▶ _WHAT YOU SHOULD DO_:
Tally the lines in the listing below that include "шрифтів". Answer with the count and nothing more.

▶ _EXERCISE INPUTS_:

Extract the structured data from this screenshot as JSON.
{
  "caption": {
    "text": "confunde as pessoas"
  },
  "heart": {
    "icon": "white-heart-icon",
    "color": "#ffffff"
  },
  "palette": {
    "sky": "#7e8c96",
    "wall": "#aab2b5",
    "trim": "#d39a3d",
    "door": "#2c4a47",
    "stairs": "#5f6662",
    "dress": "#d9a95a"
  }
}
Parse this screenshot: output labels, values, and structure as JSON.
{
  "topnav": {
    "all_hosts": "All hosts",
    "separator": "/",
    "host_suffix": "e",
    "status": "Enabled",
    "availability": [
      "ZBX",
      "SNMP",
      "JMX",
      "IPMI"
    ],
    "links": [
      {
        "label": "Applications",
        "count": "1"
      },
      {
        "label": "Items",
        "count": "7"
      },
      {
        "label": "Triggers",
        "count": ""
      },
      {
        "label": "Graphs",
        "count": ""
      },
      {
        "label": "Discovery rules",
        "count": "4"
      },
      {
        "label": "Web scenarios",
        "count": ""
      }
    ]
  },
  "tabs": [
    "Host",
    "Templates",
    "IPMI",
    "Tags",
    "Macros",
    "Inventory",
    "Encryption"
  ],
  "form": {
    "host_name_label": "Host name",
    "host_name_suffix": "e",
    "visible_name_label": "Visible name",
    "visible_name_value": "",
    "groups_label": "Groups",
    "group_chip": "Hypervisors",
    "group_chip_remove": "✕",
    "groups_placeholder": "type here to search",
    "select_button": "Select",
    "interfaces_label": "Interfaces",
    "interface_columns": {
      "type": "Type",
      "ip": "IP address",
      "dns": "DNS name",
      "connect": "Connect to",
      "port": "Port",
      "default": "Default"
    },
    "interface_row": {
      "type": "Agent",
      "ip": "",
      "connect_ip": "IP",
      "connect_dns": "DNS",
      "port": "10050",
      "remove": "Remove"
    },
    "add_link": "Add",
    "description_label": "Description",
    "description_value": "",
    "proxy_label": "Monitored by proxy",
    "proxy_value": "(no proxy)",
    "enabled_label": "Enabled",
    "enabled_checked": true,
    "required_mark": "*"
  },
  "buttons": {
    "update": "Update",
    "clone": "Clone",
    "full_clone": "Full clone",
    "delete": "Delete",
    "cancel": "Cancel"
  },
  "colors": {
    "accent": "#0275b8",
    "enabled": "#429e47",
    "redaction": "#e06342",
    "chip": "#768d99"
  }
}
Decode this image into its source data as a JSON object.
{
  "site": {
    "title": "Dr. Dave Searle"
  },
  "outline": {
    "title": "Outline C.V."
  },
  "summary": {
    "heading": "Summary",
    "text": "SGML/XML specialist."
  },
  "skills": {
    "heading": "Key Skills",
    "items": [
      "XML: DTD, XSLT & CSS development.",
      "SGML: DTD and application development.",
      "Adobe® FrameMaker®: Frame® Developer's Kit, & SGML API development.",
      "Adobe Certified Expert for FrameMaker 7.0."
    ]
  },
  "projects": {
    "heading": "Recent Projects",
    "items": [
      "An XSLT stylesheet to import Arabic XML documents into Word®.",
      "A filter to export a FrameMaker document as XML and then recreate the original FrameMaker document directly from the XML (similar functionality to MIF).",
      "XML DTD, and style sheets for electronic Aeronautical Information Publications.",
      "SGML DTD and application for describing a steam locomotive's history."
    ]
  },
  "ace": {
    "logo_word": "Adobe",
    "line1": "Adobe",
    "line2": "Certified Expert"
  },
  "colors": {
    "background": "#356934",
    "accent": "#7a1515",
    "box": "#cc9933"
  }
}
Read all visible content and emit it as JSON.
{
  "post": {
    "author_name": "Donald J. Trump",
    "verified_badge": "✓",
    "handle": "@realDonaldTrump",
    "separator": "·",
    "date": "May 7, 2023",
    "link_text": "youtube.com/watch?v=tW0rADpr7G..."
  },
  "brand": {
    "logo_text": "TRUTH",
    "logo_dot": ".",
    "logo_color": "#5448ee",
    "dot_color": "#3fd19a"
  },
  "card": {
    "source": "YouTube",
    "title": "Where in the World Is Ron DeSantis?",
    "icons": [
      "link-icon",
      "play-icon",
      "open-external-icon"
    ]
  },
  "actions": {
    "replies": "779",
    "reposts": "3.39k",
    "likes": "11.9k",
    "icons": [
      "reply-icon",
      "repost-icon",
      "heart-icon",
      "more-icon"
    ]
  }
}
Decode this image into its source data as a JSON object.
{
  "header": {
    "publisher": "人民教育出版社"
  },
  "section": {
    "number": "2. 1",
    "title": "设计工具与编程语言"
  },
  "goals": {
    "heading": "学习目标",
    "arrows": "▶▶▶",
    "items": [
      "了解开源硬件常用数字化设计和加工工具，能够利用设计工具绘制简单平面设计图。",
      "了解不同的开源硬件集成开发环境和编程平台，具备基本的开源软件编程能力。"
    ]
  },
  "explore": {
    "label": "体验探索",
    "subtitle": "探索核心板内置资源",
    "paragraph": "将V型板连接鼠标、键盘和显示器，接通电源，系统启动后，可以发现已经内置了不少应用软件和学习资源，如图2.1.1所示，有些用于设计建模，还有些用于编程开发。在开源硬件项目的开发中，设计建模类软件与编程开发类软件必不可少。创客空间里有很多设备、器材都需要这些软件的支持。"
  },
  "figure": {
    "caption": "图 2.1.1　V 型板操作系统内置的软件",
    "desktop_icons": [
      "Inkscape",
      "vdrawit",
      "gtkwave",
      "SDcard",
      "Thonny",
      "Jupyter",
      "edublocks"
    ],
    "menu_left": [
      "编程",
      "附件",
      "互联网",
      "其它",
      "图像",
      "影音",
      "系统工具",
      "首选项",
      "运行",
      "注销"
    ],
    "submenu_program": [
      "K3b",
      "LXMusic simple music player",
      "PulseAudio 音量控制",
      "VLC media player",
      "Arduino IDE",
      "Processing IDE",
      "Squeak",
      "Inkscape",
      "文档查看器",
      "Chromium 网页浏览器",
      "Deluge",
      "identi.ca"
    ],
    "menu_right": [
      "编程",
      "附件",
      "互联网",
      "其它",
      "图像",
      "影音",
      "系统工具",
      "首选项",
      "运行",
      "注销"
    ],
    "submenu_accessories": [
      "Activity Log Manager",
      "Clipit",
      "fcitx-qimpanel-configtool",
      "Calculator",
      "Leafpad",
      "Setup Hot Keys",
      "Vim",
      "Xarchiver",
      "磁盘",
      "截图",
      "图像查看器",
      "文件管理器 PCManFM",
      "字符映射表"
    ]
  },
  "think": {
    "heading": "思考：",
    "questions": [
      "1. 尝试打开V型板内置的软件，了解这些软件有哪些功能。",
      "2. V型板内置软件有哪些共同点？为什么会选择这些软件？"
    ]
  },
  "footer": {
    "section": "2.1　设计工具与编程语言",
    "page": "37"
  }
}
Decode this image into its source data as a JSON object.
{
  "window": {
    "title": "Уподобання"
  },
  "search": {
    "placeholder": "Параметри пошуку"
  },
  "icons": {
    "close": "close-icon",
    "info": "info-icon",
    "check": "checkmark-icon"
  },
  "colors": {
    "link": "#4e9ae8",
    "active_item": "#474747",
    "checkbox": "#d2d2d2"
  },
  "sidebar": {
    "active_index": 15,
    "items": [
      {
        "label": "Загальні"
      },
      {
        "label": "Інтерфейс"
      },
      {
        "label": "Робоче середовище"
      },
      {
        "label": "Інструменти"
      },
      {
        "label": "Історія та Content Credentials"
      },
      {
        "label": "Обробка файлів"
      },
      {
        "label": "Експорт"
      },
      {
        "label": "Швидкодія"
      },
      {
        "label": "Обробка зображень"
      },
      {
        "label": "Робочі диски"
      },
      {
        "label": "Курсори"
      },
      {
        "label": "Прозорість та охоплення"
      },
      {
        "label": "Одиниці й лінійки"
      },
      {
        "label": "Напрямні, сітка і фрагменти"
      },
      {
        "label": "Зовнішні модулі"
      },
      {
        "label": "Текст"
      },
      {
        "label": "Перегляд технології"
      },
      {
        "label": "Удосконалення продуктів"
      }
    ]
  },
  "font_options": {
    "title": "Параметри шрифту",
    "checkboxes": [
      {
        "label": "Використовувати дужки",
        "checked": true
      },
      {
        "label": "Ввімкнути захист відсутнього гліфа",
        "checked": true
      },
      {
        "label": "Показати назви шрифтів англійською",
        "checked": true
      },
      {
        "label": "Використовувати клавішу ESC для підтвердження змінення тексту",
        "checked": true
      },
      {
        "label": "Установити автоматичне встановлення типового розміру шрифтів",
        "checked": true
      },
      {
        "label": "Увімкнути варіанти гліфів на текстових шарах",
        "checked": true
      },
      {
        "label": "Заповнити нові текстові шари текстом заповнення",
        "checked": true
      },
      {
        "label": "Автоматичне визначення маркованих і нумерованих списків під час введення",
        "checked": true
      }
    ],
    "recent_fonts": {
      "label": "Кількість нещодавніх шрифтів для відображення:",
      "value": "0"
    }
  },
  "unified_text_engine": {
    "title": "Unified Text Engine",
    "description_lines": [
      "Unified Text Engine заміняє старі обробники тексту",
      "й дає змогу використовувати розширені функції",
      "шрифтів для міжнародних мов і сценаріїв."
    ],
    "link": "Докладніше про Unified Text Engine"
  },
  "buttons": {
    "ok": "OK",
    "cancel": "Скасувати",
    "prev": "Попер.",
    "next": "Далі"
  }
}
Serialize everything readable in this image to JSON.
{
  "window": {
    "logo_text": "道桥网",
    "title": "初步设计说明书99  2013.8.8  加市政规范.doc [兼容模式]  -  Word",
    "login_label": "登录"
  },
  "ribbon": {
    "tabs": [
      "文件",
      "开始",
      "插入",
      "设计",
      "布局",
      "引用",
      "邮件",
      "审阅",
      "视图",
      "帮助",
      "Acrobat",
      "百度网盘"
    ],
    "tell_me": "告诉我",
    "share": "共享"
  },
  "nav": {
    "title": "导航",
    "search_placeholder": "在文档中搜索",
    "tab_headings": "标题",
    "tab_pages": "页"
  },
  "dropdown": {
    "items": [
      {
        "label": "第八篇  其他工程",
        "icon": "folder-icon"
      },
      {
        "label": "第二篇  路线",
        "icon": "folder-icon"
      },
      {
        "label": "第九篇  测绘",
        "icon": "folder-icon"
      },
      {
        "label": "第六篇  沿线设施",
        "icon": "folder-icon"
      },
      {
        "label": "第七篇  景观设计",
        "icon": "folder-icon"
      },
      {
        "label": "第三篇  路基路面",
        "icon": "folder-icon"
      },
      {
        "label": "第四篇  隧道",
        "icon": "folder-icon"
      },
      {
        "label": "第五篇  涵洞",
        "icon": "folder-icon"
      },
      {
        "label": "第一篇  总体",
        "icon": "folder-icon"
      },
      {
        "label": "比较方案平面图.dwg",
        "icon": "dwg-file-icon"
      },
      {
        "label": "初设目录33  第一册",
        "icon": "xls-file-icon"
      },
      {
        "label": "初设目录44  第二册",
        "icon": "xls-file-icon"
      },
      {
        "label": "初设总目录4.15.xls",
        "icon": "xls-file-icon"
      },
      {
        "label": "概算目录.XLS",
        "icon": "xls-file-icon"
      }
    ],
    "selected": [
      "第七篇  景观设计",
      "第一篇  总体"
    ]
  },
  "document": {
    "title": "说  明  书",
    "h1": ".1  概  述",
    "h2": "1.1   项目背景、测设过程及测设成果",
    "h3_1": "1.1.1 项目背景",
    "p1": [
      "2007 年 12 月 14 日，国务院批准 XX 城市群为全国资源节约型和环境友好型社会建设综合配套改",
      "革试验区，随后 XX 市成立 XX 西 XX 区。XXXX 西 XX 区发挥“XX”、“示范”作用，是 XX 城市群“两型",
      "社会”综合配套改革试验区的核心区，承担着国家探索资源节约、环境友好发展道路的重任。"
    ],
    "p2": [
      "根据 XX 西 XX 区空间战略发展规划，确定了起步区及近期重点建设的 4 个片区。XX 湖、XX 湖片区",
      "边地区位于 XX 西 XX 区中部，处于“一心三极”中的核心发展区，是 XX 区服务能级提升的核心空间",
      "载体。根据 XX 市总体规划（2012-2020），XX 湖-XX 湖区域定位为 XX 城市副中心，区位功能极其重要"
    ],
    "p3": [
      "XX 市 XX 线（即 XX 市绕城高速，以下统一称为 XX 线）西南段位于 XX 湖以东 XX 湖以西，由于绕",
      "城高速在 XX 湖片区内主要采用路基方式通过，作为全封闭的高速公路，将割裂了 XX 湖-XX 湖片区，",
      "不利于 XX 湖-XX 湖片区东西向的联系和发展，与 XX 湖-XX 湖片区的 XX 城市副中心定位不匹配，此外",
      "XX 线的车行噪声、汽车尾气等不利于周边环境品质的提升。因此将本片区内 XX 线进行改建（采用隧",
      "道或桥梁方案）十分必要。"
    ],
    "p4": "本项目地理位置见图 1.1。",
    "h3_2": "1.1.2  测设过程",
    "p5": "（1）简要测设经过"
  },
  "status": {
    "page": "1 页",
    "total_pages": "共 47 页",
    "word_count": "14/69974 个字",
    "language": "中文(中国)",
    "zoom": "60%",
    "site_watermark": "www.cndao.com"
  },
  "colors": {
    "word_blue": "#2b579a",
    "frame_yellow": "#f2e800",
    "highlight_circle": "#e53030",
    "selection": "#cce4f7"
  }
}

▶ _EXERCISE RESPONSE_:
4